Mr Chong said the school will be working with the police to step up patrols in the area. Fairfield Methodist Primary is also in Dover, near both international schools.
Other international schools which have sent out letters are Dulwich College in Bukit Batok, the Australian International School in Lorong Chuan and Chatsworth International School, which has campuses in Orchard and Marine Parade. They sent e-mails to parents yesterday.
Chatsworth International said it was aware of "attempted child abductions", and is "being more vigilant than usual". It also told parents to take the necessary steps to minimise risks to their children.
Marketing communications consultant and Fairfield Methodist Primary parent Karen Tan, 46, said the letter from the school "did not make me panic, but put me in a state of heightened awareness".
She typically walks her four children, aged 10 to 17, to school, and fetches her younger daughter, who is in Primary 4, every afternoon. "I will be more alert in doing so, and also tell them that if a stranger asks for help, they can perhaps ask another adult to assist them," Ms Tan said.
Meanwhile, many students from the affected international schools said they were advised by the institutions to be more careful.
Timmy Slaytack, 17, a Year 12 student at Tanglin Trust School, said that the "suspected kidnapping (attempt) was shocking". "The school told us to always walk around in groups, and avoid wearing headphones so we can always hear what is going on," he said.
Madam Wang Shufen, 70, who picks her seven-year-old grandson up from UWC every afternoon, said the alleged kidnapping attempts worried her. "This happens a lot in China and other countries, but I think Singapore is safer," the Chinese national, a retiree, said in Mandarin. Even so, she said "this incident is a good reminder to be vigilant".

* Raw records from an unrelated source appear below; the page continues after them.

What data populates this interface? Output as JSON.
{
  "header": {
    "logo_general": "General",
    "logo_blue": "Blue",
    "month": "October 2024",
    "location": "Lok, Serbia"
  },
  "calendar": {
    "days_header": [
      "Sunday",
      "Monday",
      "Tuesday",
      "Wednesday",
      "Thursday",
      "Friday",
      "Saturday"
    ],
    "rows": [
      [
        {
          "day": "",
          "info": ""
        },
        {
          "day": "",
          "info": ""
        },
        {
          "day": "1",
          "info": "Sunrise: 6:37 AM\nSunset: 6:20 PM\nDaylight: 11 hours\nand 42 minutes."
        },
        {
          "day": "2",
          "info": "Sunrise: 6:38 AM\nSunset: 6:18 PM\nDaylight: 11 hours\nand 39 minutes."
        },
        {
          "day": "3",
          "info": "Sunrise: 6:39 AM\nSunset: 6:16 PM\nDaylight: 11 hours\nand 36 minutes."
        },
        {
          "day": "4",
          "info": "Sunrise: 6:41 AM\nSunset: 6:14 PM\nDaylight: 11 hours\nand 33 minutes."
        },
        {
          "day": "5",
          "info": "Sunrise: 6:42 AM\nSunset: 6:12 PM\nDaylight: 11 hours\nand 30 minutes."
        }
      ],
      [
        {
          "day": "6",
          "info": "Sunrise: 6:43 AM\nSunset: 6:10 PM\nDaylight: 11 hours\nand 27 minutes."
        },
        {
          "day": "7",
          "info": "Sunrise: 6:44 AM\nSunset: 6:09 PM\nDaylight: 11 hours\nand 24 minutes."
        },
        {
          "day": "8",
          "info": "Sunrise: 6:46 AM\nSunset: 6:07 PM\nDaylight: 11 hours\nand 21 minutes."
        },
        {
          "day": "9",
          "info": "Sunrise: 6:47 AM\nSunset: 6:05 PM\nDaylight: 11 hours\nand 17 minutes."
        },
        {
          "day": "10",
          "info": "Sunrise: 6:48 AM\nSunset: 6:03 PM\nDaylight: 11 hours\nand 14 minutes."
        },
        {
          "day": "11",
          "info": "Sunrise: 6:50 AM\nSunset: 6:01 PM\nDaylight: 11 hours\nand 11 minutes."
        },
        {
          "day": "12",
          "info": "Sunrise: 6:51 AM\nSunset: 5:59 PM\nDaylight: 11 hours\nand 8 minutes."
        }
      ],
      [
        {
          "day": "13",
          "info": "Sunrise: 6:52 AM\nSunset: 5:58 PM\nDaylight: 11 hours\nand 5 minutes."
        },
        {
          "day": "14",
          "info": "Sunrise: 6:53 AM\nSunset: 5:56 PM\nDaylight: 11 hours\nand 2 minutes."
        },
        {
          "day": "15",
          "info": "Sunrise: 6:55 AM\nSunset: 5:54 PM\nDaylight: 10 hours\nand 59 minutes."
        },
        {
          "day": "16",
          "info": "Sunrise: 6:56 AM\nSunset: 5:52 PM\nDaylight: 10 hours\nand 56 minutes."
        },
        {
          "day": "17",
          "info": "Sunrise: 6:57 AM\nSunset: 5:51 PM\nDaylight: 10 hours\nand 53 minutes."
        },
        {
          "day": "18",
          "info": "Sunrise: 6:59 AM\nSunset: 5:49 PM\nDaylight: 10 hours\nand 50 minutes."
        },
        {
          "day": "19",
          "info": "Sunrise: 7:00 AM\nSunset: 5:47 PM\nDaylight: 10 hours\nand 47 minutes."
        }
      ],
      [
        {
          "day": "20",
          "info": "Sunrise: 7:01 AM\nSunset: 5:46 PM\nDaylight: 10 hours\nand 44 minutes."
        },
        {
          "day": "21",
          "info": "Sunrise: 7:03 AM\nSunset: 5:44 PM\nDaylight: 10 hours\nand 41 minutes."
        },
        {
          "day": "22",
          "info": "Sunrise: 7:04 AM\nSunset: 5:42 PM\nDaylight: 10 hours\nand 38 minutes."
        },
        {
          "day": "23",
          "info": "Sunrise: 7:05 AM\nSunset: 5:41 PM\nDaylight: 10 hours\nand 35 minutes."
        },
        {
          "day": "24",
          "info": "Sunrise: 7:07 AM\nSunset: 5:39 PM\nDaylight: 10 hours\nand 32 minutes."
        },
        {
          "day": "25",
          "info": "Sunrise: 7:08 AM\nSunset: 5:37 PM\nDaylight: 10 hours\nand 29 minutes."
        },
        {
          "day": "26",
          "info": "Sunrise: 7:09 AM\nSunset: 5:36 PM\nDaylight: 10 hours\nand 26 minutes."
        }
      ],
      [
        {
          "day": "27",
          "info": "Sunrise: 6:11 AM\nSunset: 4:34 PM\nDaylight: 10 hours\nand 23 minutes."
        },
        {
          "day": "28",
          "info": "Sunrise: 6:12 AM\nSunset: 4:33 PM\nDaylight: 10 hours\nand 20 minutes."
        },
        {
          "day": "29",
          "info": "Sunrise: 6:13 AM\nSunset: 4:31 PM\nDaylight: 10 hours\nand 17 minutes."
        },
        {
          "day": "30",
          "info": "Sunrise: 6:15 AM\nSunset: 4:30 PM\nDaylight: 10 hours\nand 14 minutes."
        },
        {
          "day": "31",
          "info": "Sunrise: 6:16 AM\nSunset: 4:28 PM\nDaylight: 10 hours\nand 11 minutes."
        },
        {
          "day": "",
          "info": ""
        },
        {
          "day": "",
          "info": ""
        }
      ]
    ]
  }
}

• Additional reporting by Gracia Lee and Raffaella Nathan Charles